ONGOING POLICE VIOLENCE

A battalion of police detain unarmed Ieshia Evans during a protest against police brutality in Baton Rouge, Louisiana, on July 9, 2016, days after police shot and killed Alton Sterling

State-sanctioned violence against African Anericans

gas been a reality in he United States for centuries.

In recent years, widespread civilian use of cell phone

video cameras and requirements that police use body

and dashboard-mounted cameras have increased the amount

of documented evidence of the brutal realities of policing

in many Black communities.

In July 2016, Americans witnessed multiple recorded police

shootings of Black men. On July 5, Alton Sterling, 37, died

after a police officer shot him several times at close range

outside of a Baton Rouge, Louisiana, gas station.

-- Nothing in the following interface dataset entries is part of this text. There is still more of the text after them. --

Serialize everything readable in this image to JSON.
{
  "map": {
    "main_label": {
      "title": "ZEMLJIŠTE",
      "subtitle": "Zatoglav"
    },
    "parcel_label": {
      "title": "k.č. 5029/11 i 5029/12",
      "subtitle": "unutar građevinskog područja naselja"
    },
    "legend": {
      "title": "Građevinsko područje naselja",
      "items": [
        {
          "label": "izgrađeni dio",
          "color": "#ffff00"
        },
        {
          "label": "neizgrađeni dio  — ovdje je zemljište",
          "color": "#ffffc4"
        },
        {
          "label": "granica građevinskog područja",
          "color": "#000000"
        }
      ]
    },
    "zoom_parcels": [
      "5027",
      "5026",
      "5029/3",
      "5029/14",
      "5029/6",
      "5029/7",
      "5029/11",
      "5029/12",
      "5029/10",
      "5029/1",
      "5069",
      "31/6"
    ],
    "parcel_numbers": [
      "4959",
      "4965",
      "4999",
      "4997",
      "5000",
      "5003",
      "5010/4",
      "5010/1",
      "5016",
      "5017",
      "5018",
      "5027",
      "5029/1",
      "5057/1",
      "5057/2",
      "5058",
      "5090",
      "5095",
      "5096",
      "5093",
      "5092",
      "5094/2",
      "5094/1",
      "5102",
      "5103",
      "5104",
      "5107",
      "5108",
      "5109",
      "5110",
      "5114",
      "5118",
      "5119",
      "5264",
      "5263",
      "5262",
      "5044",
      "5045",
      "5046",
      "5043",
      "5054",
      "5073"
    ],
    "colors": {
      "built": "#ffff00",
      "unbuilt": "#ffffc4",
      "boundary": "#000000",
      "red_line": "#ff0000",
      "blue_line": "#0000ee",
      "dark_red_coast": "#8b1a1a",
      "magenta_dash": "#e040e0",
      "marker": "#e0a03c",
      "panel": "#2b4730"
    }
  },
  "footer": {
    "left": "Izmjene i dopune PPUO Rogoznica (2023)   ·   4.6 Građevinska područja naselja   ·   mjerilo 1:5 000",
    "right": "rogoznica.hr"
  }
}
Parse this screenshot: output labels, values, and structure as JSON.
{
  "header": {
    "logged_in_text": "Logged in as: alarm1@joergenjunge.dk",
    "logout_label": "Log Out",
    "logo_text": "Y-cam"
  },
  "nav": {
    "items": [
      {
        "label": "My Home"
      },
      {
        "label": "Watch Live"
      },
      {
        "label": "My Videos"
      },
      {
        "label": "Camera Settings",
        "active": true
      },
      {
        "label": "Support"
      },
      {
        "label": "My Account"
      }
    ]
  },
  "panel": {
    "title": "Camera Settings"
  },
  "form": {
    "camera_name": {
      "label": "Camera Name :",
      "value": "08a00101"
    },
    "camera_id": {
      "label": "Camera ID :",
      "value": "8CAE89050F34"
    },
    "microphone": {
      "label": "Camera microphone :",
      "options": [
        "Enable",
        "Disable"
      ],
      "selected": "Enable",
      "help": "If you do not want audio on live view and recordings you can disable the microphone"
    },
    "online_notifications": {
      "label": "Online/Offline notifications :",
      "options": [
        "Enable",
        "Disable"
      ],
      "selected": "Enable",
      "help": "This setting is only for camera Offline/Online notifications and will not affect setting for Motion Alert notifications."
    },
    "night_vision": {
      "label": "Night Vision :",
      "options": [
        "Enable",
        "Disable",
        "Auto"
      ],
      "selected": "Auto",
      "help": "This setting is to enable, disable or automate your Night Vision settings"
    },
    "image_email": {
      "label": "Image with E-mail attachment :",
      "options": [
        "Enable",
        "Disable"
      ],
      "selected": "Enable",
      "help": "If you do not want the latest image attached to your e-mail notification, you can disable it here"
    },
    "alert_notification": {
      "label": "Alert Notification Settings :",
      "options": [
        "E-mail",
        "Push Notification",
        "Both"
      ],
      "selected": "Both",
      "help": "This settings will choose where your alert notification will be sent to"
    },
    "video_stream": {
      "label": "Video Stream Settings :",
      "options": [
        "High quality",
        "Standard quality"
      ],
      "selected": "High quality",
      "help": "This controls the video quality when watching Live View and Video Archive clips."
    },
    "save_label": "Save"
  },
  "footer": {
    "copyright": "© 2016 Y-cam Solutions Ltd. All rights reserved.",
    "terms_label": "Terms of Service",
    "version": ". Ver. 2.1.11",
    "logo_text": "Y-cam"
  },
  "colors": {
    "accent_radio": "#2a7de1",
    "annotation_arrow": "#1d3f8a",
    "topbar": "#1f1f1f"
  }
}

The following

day, during a traffic stop in Minnesota, a police officer fired

into a stopped vehicle and fatally shot Philando Castile, 32, four

times as his financee and her young daughter watched in horror.

At publication, no officers had been arrested for either shooting.

African Americans and other people of color are burdened by a

presumption of guilt and dangerousness that increases their risk

of being in a encounter with police and protests their killers

from punishment by assigning fault to the victims(by white prosecuters

and white juries). Dramatic video of the deaths of Mr. Sterling and

Mr.Castile, howver provided with public an unfiltered view of events.

The videos spread widely and launched local, national, and global protests.

Thr fsu afterMr. Castile's death, Minnesota governor Mark Dayton acknowledge

the racial injustice of the shooting. "Would this have happened if those

passengers would have been white?" he asked. "I don't think it would have."